> _DATA UNDER STUDY_
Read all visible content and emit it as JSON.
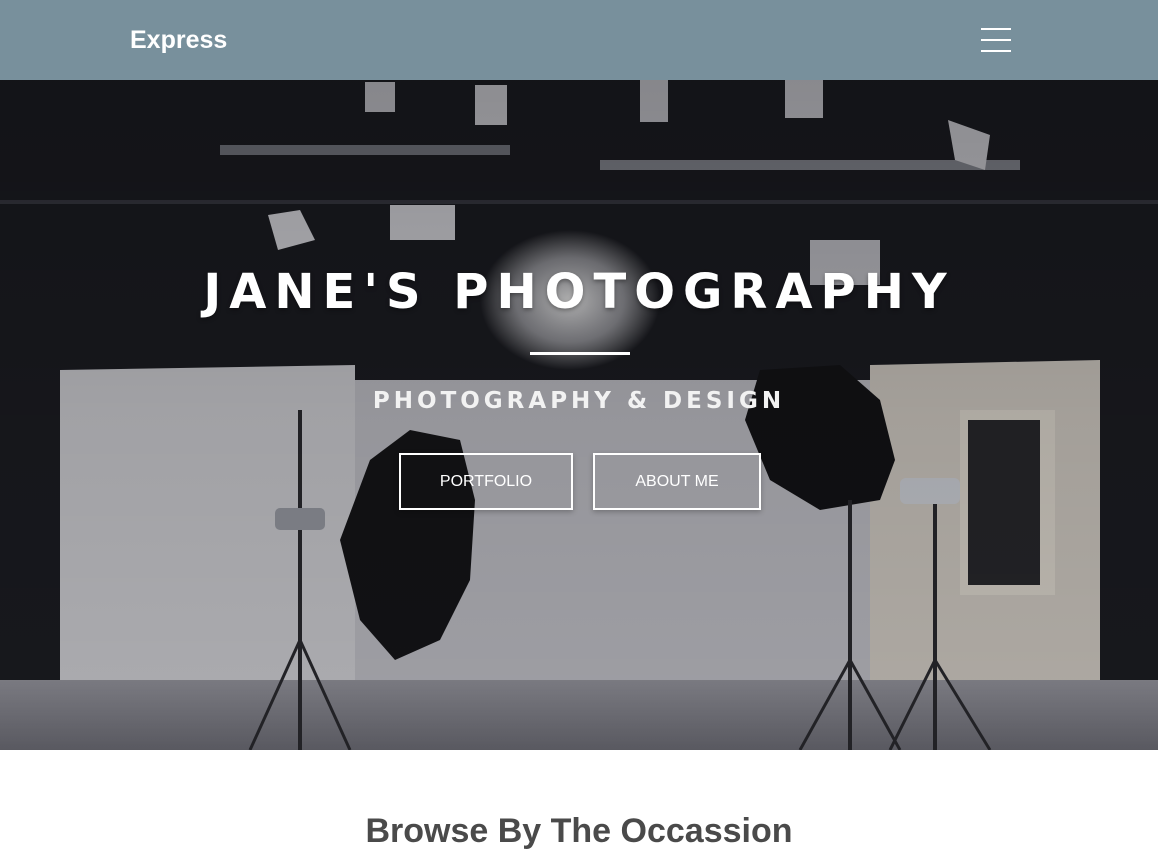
{
  "navbar": {
    "brand": "Express",
    "menu_icon": "hamburger-menu-icon",
    "background_color": "#78909c"
  },
  "hero": {
    "title": "JANE'S PHOTOGRAPHY",
    "subtitle": "PHOTOGRAPHY & DESIGN",
    "buttons": [
      {
        "label": "PORTFOLIO"
      },
      {
        "label": "ABOUT ME"
      }
    ],
    "background_image": "photo-studio-with-softbox-lights"
  },
  "section": {
    "heading": "Browse By The Occassion"
  }
}
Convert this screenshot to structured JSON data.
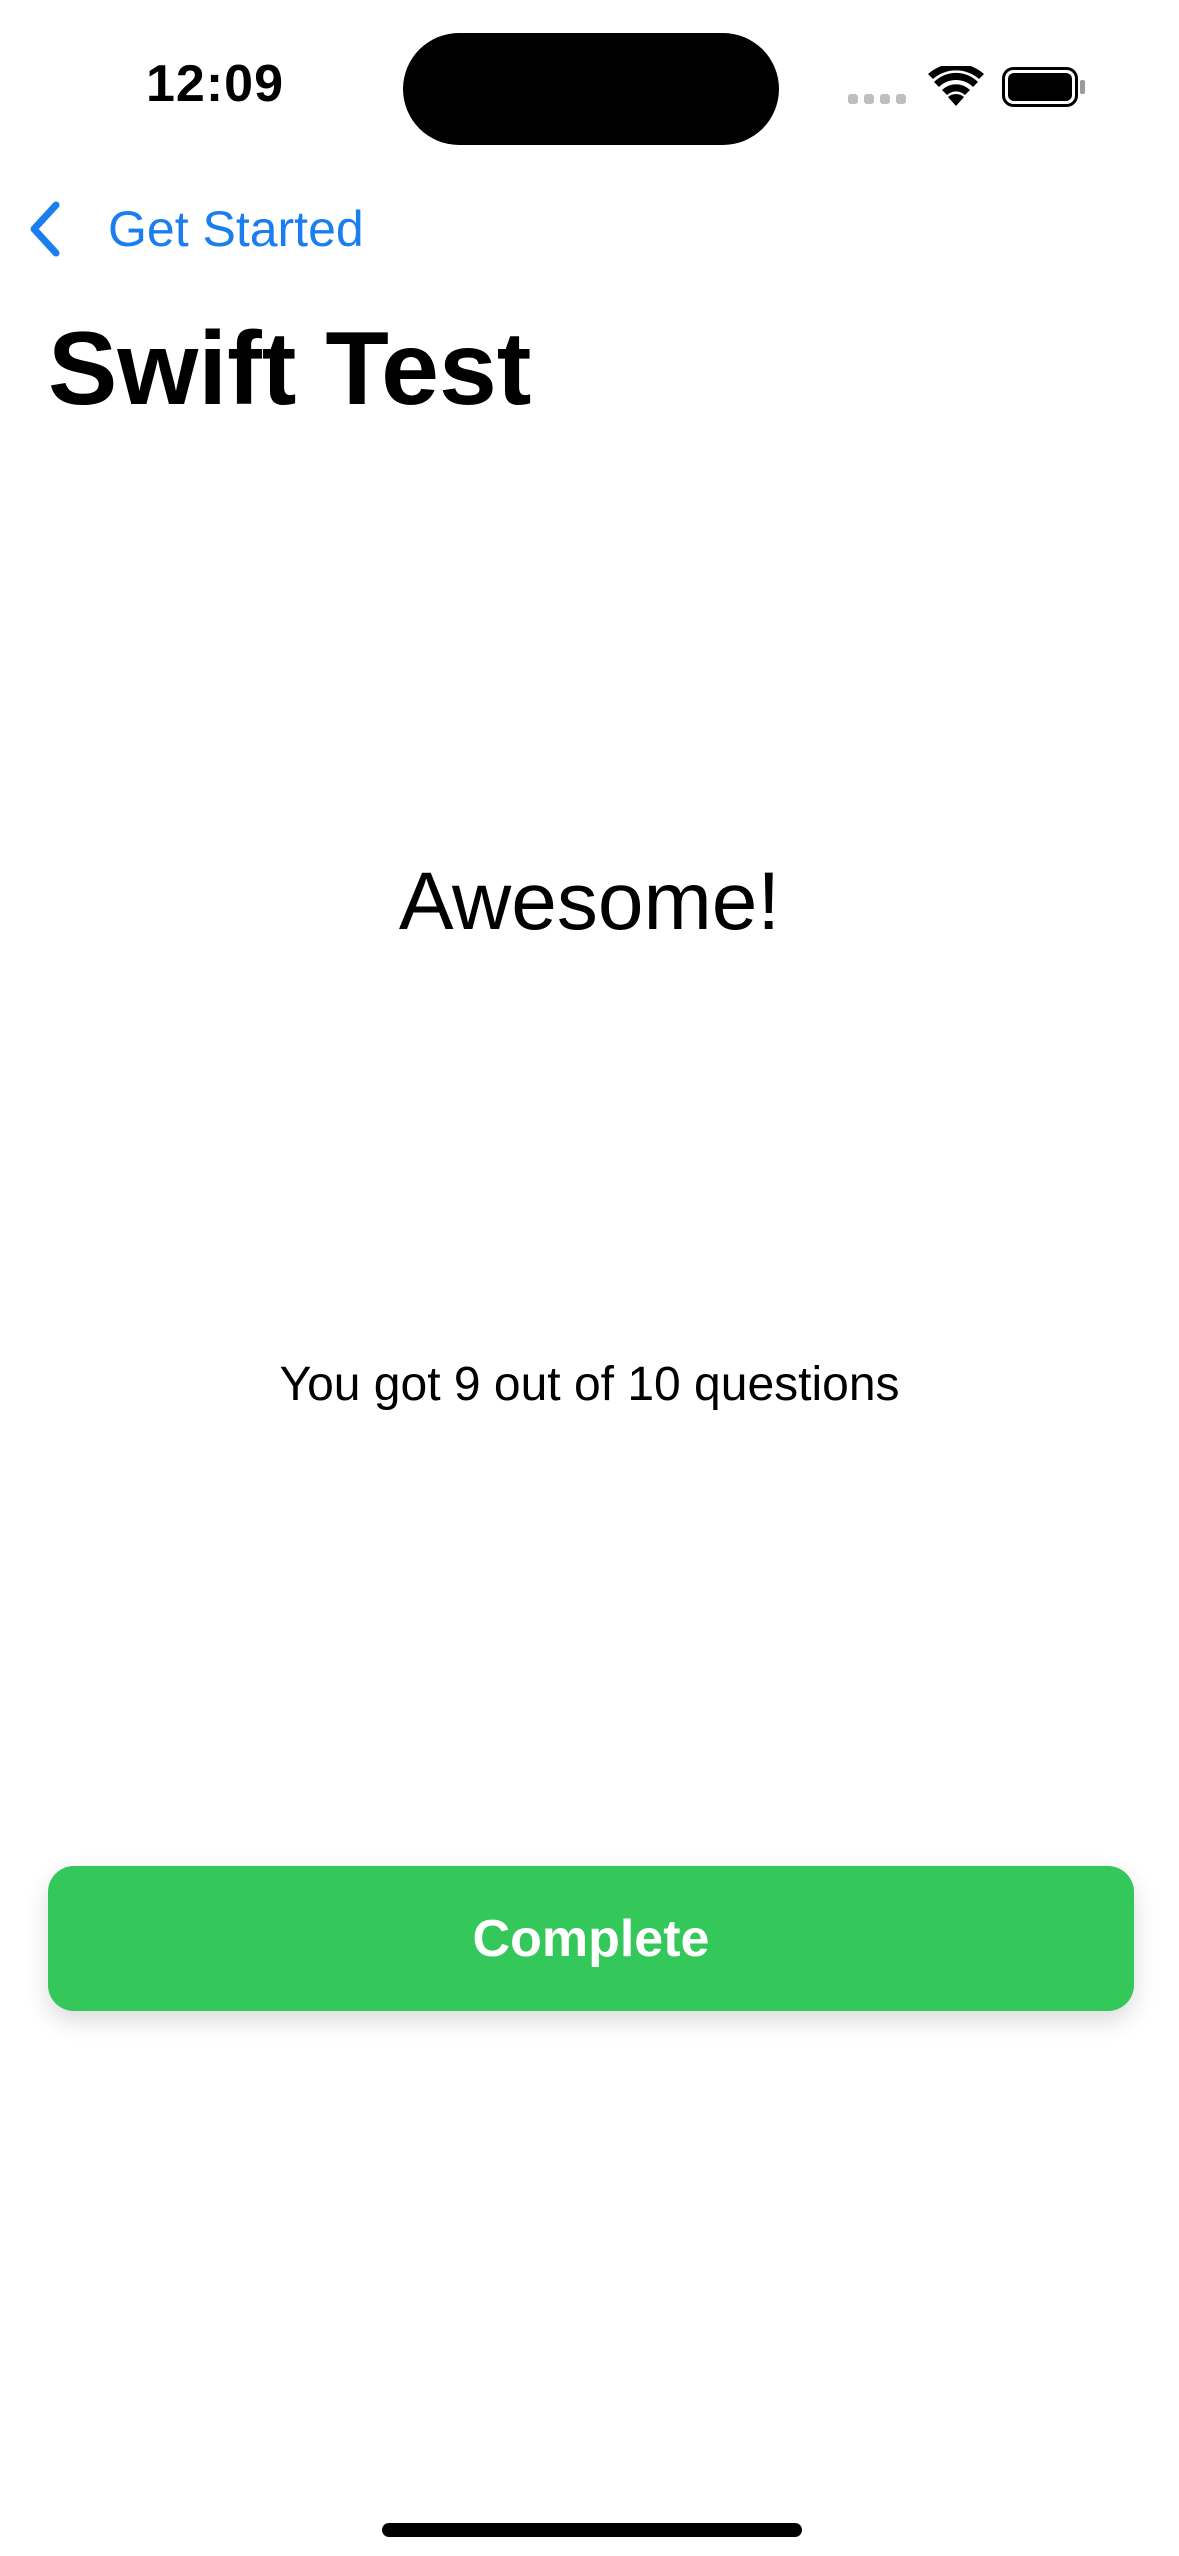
{
  "status_bar": {
    "time": "12:09",
    "icons": [
      "cellular-signal-icon",
      "wifi-icon",
      "battery-icon"
    ]
  },
  "nav": {
    "back_label": "Get Started",
    "back_icon": "chevron-left-icon",
    "accent_color": "#1a7df0"
  },
  "page": {
    "title": "Swift Test"
  },
  "result": {
    "headline": "Awesome!",
    "score_text": "You got 9 out of 10 questions"
  },
  "actions": {
    "complete_label": "Complete",
    "complete_color": "#34c759"
  }
}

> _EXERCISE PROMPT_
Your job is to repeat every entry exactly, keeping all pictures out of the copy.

> _WORKED SOLUTION_
Read all visible content and emit it as JSON.
{
  "navbar": {
    "brand": "Express",
    "menu_icon": "hamburger-menu-icon",
    "background_color": "#78909c"
  },
  "hero": {
    "title": "JANE'S PHOTOGRAPHY",
    "subtitle": "PHOTOGRAPHY & DESIGN",
    "buttons": [
      {
        "label": "PORTFOLIO"
      },
      {
        "label": "ABOUT ME"
      }
    ],
    "background_image": "photo-studio-with-softbox-lights"
  },
  "section": {
    "heading": "Browse By The Occassion"
  }
}
Convert this screenshot to structured JSON data.
{
  "status_bar": {
    "time": "12:09",
    "icons": [
      "cellular-signal-icon",
      "wifi-icon",
      "battery-icon"
    ]
  },
  "nav": {
    "back_label": "Get Started",
    "back_icon": "chevron-left-icon",
    "accent_color": "#1a7df0"
  },
  "page": {
    "title": "Swift Test"
  },
  "result": {
    "headline": "Awesome!",
    "score_text": "You got 9 out of 10 questions"
  },
  "actions": {
    "complete_label": "Complete",
    "complete_color": "#34c759"
  }
}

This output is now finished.